Consider the following Sturm Liouville system :

$y'' + \lambda y=0$

$y(-\pi)=y(\pi)$

$y'(-\pi)=y'(\pi)$

I had to find the eigenvalues and corresponding eigenfunctions for this system , well i managed to solve it for $\lambda \gt 0$ and for $\lambda =0$ and got the solution too.

I am a little shaky about the case $\lambda \lt 0$

For this case the general solution turns out to be $y(x)=C_1 e^{kx} + C_2 e^{-kx}$. I then applied the given periodic boundary conditions and obtained a system of two homogeneous equations and found the determinant of their coefficient matrix, which turned out to be zero and so i concluded that only trivial solution exists in this case.

But my book directly states that for $\lambda \lt 0$ the periodic boundary condtions are not satisfied and so no eigenvalues can be found.
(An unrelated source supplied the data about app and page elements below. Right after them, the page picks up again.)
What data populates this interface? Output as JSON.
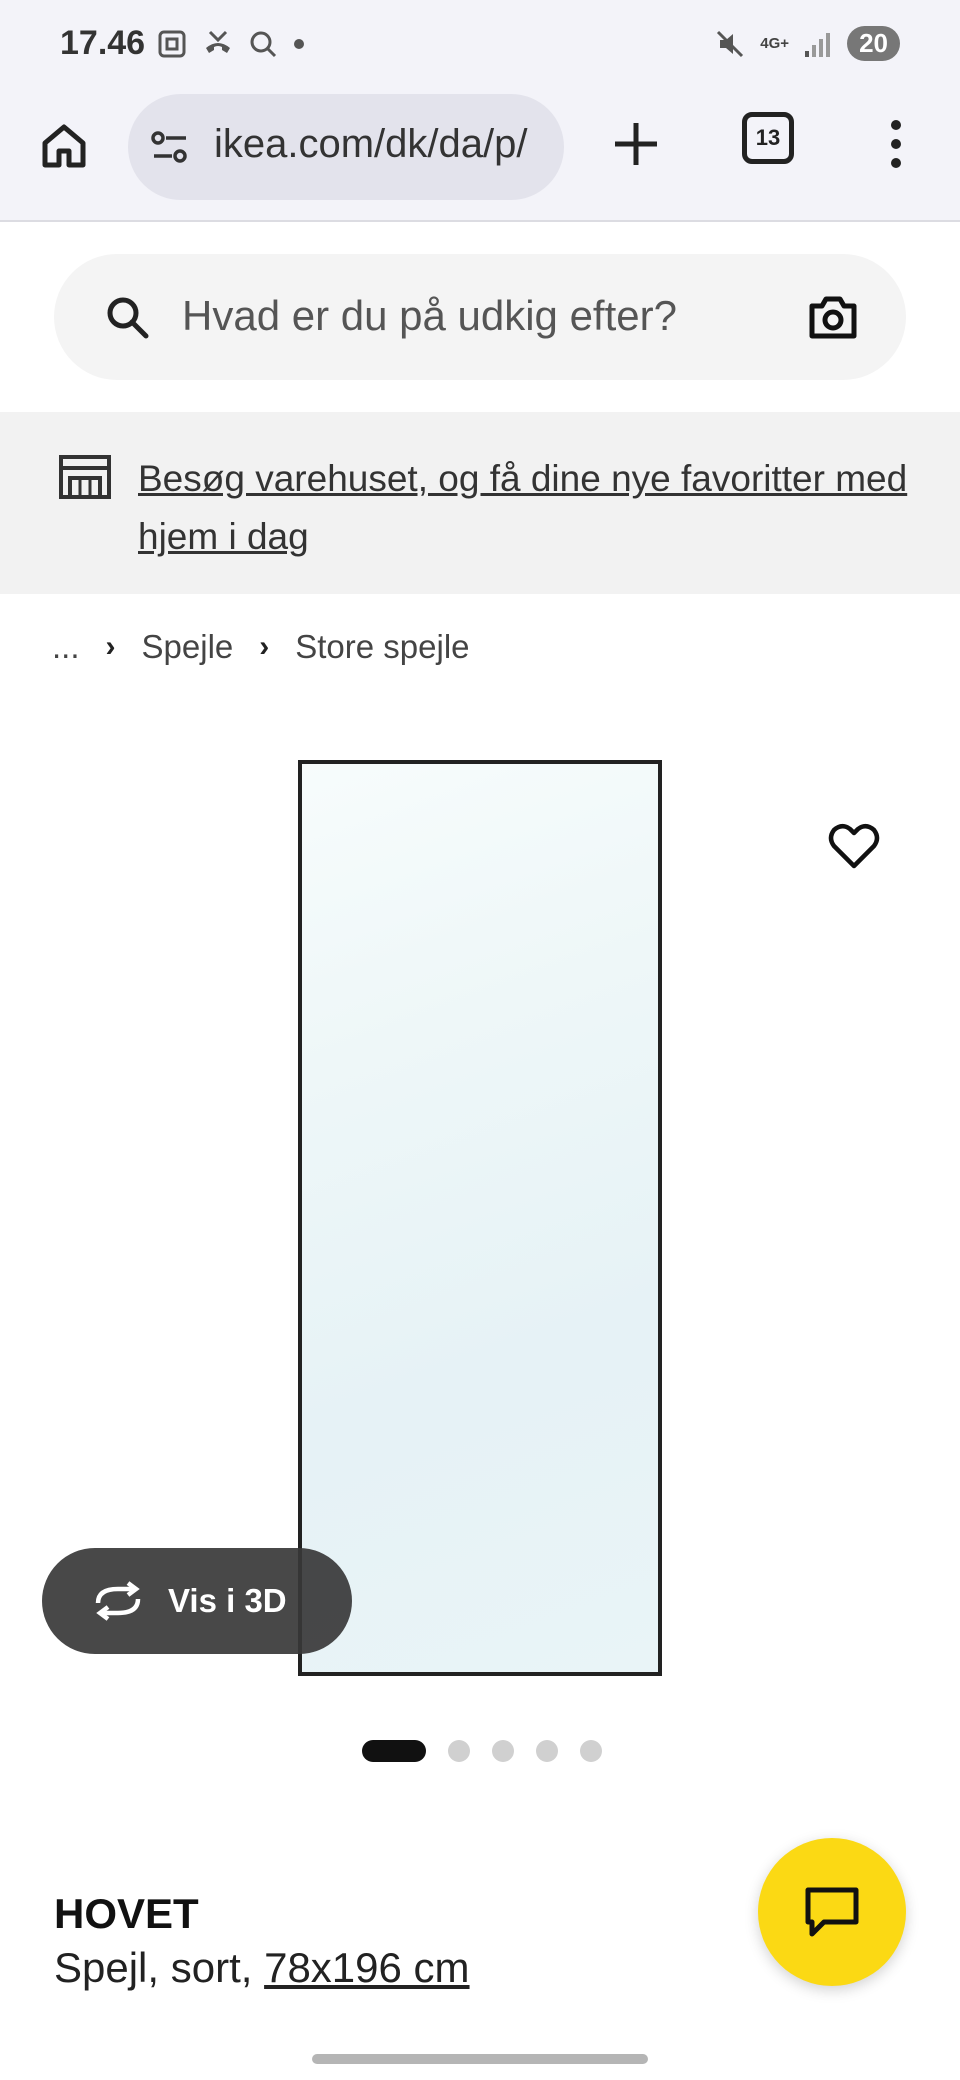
{
  "status_bar": {
    "time": "17.46",
    "network": "4G+",
    "battery": "20"
  },
  "browser": {
    "url": "ikea.com/dk/da/p/",
    "tab_count": "13"
  },
  "search": {
    "placeholder": "Hvad er du på udkig efter?"
  },
  "store_banner": {
    "text": "Besøg varehuset, og få dine nye favoritter med hjem i dag"
  },
  "breadcrumb": {
    "items": [
      "...",
      "Spejle",
      "Store spejle"
    ]
  },
  "gallery": {
    "view_3d_label": "Vis i 3D",
    "image_count": 5,
    "active_index": 0
  },
  "product": {
    "name": "HOVET",
    "description": "Spejl, sort, ",
    "size": "78x196 cm"
  },
  "colors": {
    "chat_fab": "#fbd914",
    "browser_bg": "#f3f3f9"
  }
}
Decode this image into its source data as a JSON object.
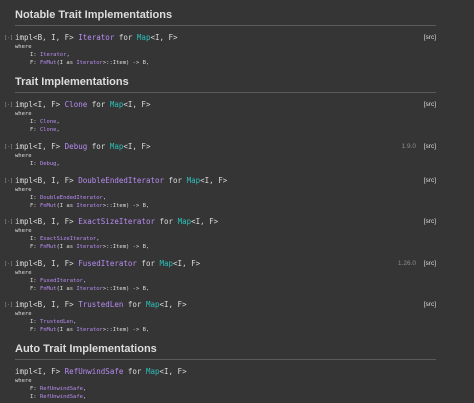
{
  "headings": {
    "notable": "Notable Trait Implementations",
    "trait_impls": "Trait Implementations",
    "auto": "Auto Trait Implementations"
  },
  "common": {
    "where": "where",
    "src": "[src]",
    "toggle": "[-]"
  },
  "notable": {
    "kw": "impl<B, I, F> ",
    "trait": "Iterator",
    "for": " for ",
    "struct": "Map",
    "gen": "<I, F>",
    "b1_pre": "I: ",
    "b1_trait": "Iterator",
    "b1_post": ",",
    "b2_pre": "F: ",
    "b2_trait": "FnMut",
    "b2_mid": "(I as ",
    "b2_trait2": "Iterator",
    "b2_post": ">::Item) -> B,"
  },
  "clone": {
    "kw": "impl<I, F> ",
    "trait": "Clone",
    "for": " for ",
    "struct": "Map",
    "gen": "<I, F>",
    "b1_pre": "I: ",
    "b1_trait": "Clone",
    "b1_post": ",",
    "b2_pre": "F: ",
    "b2_trait": "Clone",
    "b2_post": ","
  },
  "debug": {
    "kw": "impl<I, F> ",
    "trait": "Debug",
    "for": " for ",
    "struct": "Map",
    "gen": "<I, F>",
    "since": "1.9.0",
    "b1_pre": "I: ",
    "b1_trait": "Debug",
    "b1_post": ","
  },
  "dei": {
    "kw": "impl<B, I, F> ",
    "trait": "DoubleEndedIterator",
    "for": " for ",
    "struct": "Map",
    "gen": "<I, F>",
    "b1_pre": "I: ",
    "b1_trait": "DoubleEndedIterator",
    "b1_post": ",",
    "b2_pre": "F: ",
    "b2_trait": "FnMut",
    "b2_mid": "(I as ",
    "b2_trait2": "Iterator",
    "b2_post": ">::Item) -> B,"
  },
  "esi": {
    "kw": "impl<B, I, F> ",
    "trait": "ExactSizeIterator",
    "for": " for ",
    "struct": "Map",
    "gen": "<I, F>",
    "b1_pre": "I: ",
    "b1_trait": "ExactSizeIterator",
    "b1_post": ",",
    "b2_pre": "F: ",
    "b2_trait": "FnMut",
    "b2_mid": "(I as ",
    "b2_trait2": "Iterator",
    "b2_post": ">::Item) -> B,"
  },
  "fused": {
    "kw": "impl<B, I, F> ",
    "trait": "FusedIterator",
    "for": " for ",
    "struct": "Map",
    "gen": "<I, F>",
    "since": "1.26.0",
    "b1_pre": "I: ",
    "b1_trait": "FusedIterator",
    "b1_post": ",",
    "b2_pre": "F: ",
    "b2_trait": "FnMut",
    "b2_mid": "(I as ",
    "b2_trait2": "Iterator",
    "b2_post": ">::Item) -> B,"
  },
  "trusted": {
    "kw": "impl<B, I, F> ",
    "trait": "TrustedLen",
    "for": " for ",
    "struct": "Map",
    "gen": "<I, F>",
    "b1_pre": "I: ",
    "b1_trait": "TrustedLen",
    "b1_post": ",",
    "b2_pre": "F: ",
    "b2_trait": "FnMut",
    "b2_mid": "(I as ",
    "b2_trait2": "Iterator",
    "b2_post": ">::Item) -> B,"
  },
  "refunwind": {
    "kw": "impl<I, F> ",
    "trait": "RefUnwindSafe",
    "for": " for ",
    "struct": "Map",
    "gen": "<I, F>",
    "b1_pre": "F: ",
    "b1_trait": "RefUnwindSafe",
    "b1_post": ",",
    "b2_pre": "I: ",
    "b2_trait": "RefUnwindSafe",
    "b2_post": ","
  }
}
I don't see, how that's happenening ?

If we substitute the periodic boundary conditions in the general solution, we get,

$y(-\pi) =C_1 e^{-k\pi} + C_2 e^{k\pi}$
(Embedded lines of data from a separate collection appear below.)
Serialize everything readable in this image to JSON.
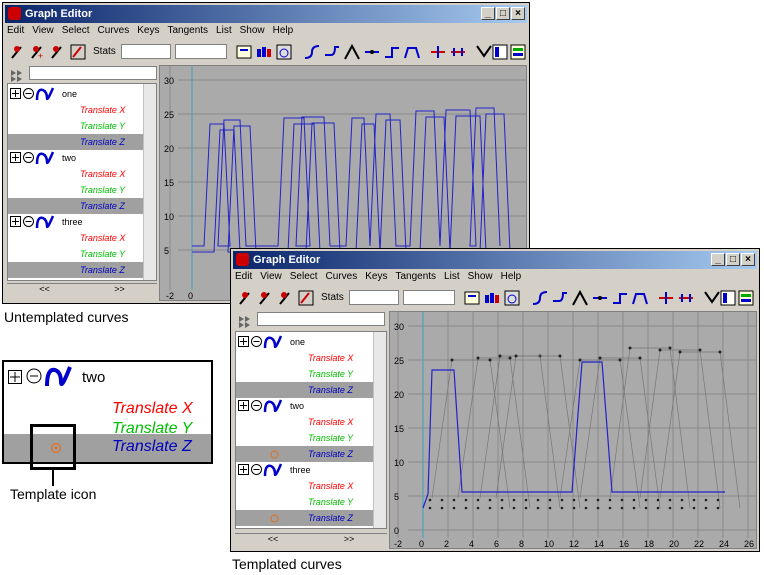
{
  "window": {
    "title": "Graph Editor",
    "menu": [
      "Edit",
      "View",
      "Select",
      "Curves",
      "Keys",
      "Tangents",
      "List",
      "Show",
      "Help"
    ],
    "stats_label": "Stats"
  },
  "outliner": {
    "objects": [
      {
        "name": "one",
        "channels": [
          "Translate X",
          "Translate Y",
          "Translate Z"
        ]
      },
      {
        "name": "two",
        "channels": [
          "Translate X",
          "Translate Y",
          "Translate Z"
        ]
      },
      {
        "name": "three",
        "channels": [
          "Translate X",
          "Translate Y",
          "Translate Z"
        ]
      }
    ],
    "nav_left": "<<",
    "nav_right": ">>"
  },
  "colors": {
    "x": "#ff0000",
    "y": "#00c000",
    "z": "#0000c0",
    "curve": "#2222cc",
    "template": "#777777"
  },
  "top_graph": {
    "y_ticks": [
      "30",
      "25",
      "20",
      "15",
      "10",
      "5"
    ],
    "x_ticks": [
      "-2",
      "0"
    ]
  },
  "bottom_graph": {
    "y_ticks": [
      "30",
      "25",
      "20",
      "15",
      "10",
      "5",
      "0"
    ],
    "x_ticks": [
      "-2",
      "0",
      "2",
      "4",
      "6",
      "8",
      "10",
      "12",
      "14",
      "16",
      "18",
      "20",
      "22",
      "24",
      "26"
    ]
  },
  "captions": {
    "top": "Untemplated curves",
    "bottom": "Templated curves",
    "icon": "Template icon"
  },
  "zoom": {
    "name": "two",
    "channels": [
      "Translate X",
      "Translate Y",
      "Translate Z"
    ]
  }
}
$y(\pi) =C_1 e^{k\pi} + C_2 e^{-k\pi}$

So how can we conclude from this, that the first periodic boundary condition is not satisfied, since $C_1$ and $C_2$ are arbitrary constants, can't they have the same value in which case the first periodic boundary condition will be satisfied. I am a little confused here.

Consider the equation in the form \begin{align} y'' + \lambda^{2} y = 0 \end{align} for which the solution is:
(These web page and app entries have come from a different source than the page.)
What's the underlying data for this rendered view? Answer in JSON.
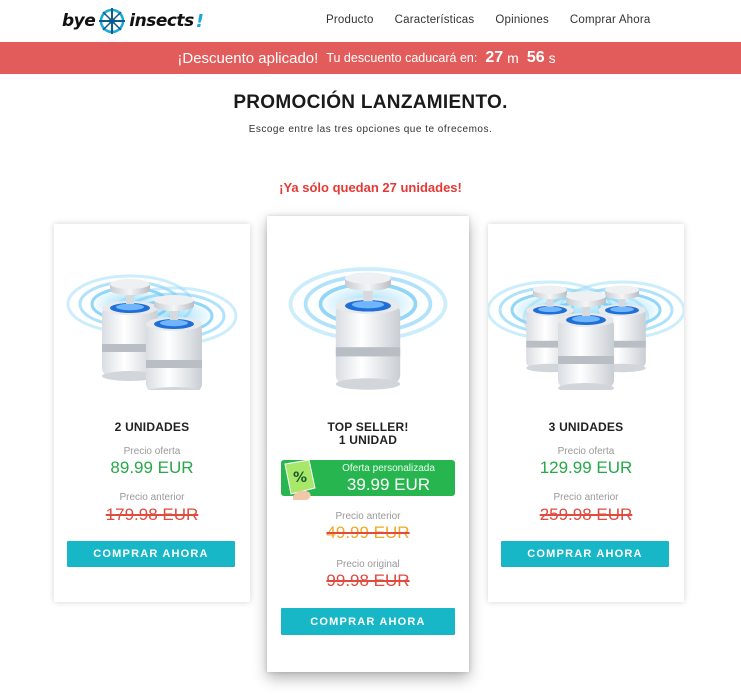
{
  "header": {
    "logo_text_1": "bye",
    "logo_text_2": "insects",
    "logo_bang": "!",
    "nav": [
      "Producto",
      "Características",
      "Opiniones",
      "Comprar Ahora"
    ]
  },
  "banner": {
    "discount": "¡Descuento aplicado!",
    "expires": "Tu descuento caducará en:",
    "minutes": "27",
    "minutes_unit": "m",
    "seconds": "56",
    "seconds_unit": "s"
  },
  "promo": {
    "title": "PROMOCIÓN LANZAMIENTO.",
    "subtitle": "Escoge entre las tres opciones que te ofrecemos.",
    "stock": "¡Ya sólo quedan 27 unidades!"
  },
  "cards": [
    {
      "title": "2 UNIDADES",
      "offer_label": "Precio oferta",
      "offer_price": "89.99 EUR",
      "previous_label": "Precio anterior",
      "previous_price": "179.98 EUR",
      "button": "COMPRAR AHORA"
    },
    {
      "title_line1": "TOP SELLER!",
      "title_line2": "1 UNIDAD",
      "custom_label": "Oferta personalizada",
      "custom_price": "39.99 EUR",
      "previous_label": "Precio anterior",
      "previous_price": "49.99 EUR",
      "original_label": "Precio original",
      "original_price": "99.98 EUR",
      "button": "COMPRAR AHORA"
    },
    {
      "title": "3 UNIDADES",
      "offer_label": "Precio oferta",
      "offer_price": "129.99 EUR",
      "previous_label": "Precio anterior",
      "previous_price": "259.98 EUR",
      "button": "COMPRAR AHORA"
    }
  ],
  "colors": {
    "banner": "#e35c5c",
    "button": "#17b7c7",
    "green": "#27a84a",
    "red": "#e53935"
  }
}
$\lambda^{2} > 0$

$y(x) = A \cos(\lambda x) + B \sin(\lambda x)$. From this it is seen that \begin{align} y(x) &= A \cos(\lambda x) + B \sin(\lambda x) \\ y'(x) &= - \lambda \, A \, \sin(\lambda x) + \lambda \, B \, \cos(\lambda x) \end{align} Applying the condition $y(-\pi) = y(\pi)$ then \begin{align} A \cos(\lambda \pi) - B \sin(\lambda \pi) &= A \cos(\lambda \pi) + B \sin(\lambda \pi)\\ 2 B \, \sin(\lambda \pi) &= 0 \end{align} and $y'(-\pi) = y'(\pi)$ also leads to the same result.

$\lambda = 0$

The solution here is $y(x) = a x + b$. Applying the conditions leads to $y(x) = b$.

$\lambda^{2} < 0$

The differential equation is $y'' - \lambda^{2} y = 0$ for which the solution is \begin{align} y(x) = A \cosh(\lambda x) + B \sinh(\lambda x). \end{align} Applying the first condition yields $2 B \sinh(\lambda \pi) = 0$. This can also be seen in the form $2 i B \sin( i \lambda \pi) = 0$. This leads to $\lambda = - i n$ for $n \geq 0$. Since this involves a complex value then it is not a periodic solution. Another way to view this is that the circular functions have the same form, graphically, but are shifted. Graphing the hyperbolic functions shows that they only behave the same in a small region from $0 \leq x \leq ?$. After this region there is no similarity of functions.

• how did you get the solution in terms of hyperbolic functions in the last part ? – johny Oct 2 '14 at 6:43
• @johny $2 \cosh(x) = e^{x} + e^{-x}$ and $2 \sinh(x) = e^{x} - e^{-x}$. These are the same forms, exponential wise, that you presented. – Leucippus Oct 2 '14 at 6:50